The right hon. Gentleman is right that the arrangement is reciprocal, but each side has a responsibility to take steps immediately and not wait for the other because unless there is good will and an initiative towards it, we will not get the final status settlement that we want in 2005. I accept the right hon. Gentleman's comments about the need for the Quartet to monitor progress, publicise that monitoring or its failure and act together.

From the experiences of other peace processes, is not it, sadly, odds on that extreme interests on both sides will try to undermine the progress in the road map through terrorist attacks in Israel and provocation against Palestinians in the occupied territories? What measures can the Quartet and neighbouring Arab states introduce to ensure that such incidents are prevented as far as possible and not allowed to destroy confidence, without which the initiative cannot succeed? In particular, what assurances has the Foreign Secretary been able to give his Israeli counterpart about potential terrorist attacks from this country?

It is an appalling truth that the extremist rejectionist terrorist organisations will try to prevent any democratic progress towards peace by both sides by resorting to bombing, shootings and especially the facility of suicide terrorism. That was apparent in a suicide bombing that was by no means accidentally timed as the Quartet's road map was being published. It is a matter of great regret that the two suicide bombers were British citizens.

Last week, I spoke to Foreign Minister Shalom to express the British Government's—and, I believe, the British people's—condolences on the death of the Israeli citizens. I also said that we would do everything that we could to ensure that the suicide bombers' backgrounds were fully investigated and that such incidents were prevented in future.

I welcome all that my right hon. Friend said, but may I remind him that, if the road map is to succeed, much responsibility will fall on the elected Government in Israel? They have the power to make changes in the area. If they do not allow Abu Mazen and his new Cabinet and Administration the room to exercise power, and simply demand that something happen but simultaneously frustrate it by continuing the occupations, road closures, targeted killing and house demolitions, it will be impossible for any new Administration to gain credence. It will also make it appear that the Palestinians do not want peace. Israel says that it is the only democracy in the area, so surely a greater responsibility falls on the elected Israeli Government to make a bigger gesture, even in the face of adversity.

I am grateful to my hon. Friend for his remarks. However, I believe that the responsibilities lie evenly on the Government of Israel, the Palestinian Authority and the states in the region. Israel is indeed a vibrant democracy; that is one of its great strengths. However, we must all acknowledge that the peace party has been undermined in Israel as a direct result of the suicide bombers who have operated so viciously in the months since the intifada was declared.

Am I right that phase 1, which seeks to end terrorism, is designed to be accomplished by this month? More important, will the Foreign Secretary confirm that phase 2—the creation of an independent Palestine—depends on the achievement of phase 1?

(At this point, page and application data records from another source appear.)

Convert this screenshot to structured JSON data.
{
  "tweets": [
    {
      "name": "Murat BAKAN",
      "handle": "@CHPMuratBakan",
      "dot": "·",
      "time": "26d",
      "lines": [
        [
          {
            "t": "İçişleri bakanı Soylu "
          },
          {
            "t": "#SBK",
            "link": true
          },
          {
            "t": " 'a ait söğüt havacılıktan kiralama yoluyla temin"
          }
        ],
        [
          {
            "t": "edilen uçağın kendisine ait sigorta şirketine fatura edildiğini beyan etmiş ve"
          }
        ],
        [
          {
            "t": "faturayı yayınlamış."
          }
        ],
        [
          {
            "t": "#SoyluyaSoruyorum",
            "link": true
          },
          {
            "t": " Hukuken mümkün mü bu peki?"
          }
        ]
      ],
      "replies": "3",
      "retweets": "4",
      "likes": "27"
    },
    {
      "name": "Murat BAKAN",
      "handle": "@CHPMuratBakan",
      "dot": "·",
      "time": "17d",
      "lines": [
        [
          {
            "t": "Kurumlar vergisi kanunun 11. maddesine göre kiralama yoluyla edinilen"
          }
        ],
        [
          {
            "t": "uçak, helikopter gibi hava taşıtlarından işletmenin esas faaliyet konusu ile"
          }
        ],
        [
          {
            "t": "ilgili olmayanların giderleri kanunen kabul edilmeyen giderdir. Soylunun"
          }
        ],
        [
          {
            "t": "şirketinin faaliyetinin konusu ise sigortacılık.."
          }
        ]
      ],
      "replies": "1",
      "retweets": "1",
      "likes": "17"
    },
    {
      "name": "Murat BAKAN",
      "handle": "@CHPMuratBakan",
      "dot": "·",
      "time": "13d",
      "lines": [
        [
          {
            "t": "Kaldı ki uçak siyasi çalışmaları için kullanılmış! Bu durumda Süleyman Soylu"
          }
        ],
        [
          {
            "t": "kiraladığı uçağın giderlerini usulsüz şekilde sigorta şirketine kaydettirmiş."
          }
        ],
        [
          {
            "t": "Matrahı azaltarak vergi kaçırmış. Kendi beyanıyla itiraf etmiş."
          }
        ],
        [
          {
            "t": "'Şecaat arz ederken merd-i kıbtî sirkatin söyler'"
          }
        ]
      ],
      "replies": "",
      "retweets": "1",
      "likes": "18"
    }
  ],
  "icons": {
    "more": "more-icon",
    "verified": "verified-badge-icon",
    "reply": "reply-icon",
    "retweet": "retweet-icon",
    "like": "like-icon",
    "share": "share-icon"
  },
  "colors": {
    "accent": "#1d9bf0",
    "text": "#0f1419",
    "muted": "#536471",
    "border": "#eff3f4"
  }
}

I am afraid that I do not know the answer to the hon. Gentleman's first question. I think that he is right, but in any event I shall make that clear in due course. I read the whole of the road map over the weekend, but this just goes to show how other things can crowd it out. The answer is certainly very shortly.

I thank the hon. Gentleman, who tells me that it will be by the end of May. The time scales for the initial steps to be taken are certainly very swift. What we need to see is an indication of good will from both sides.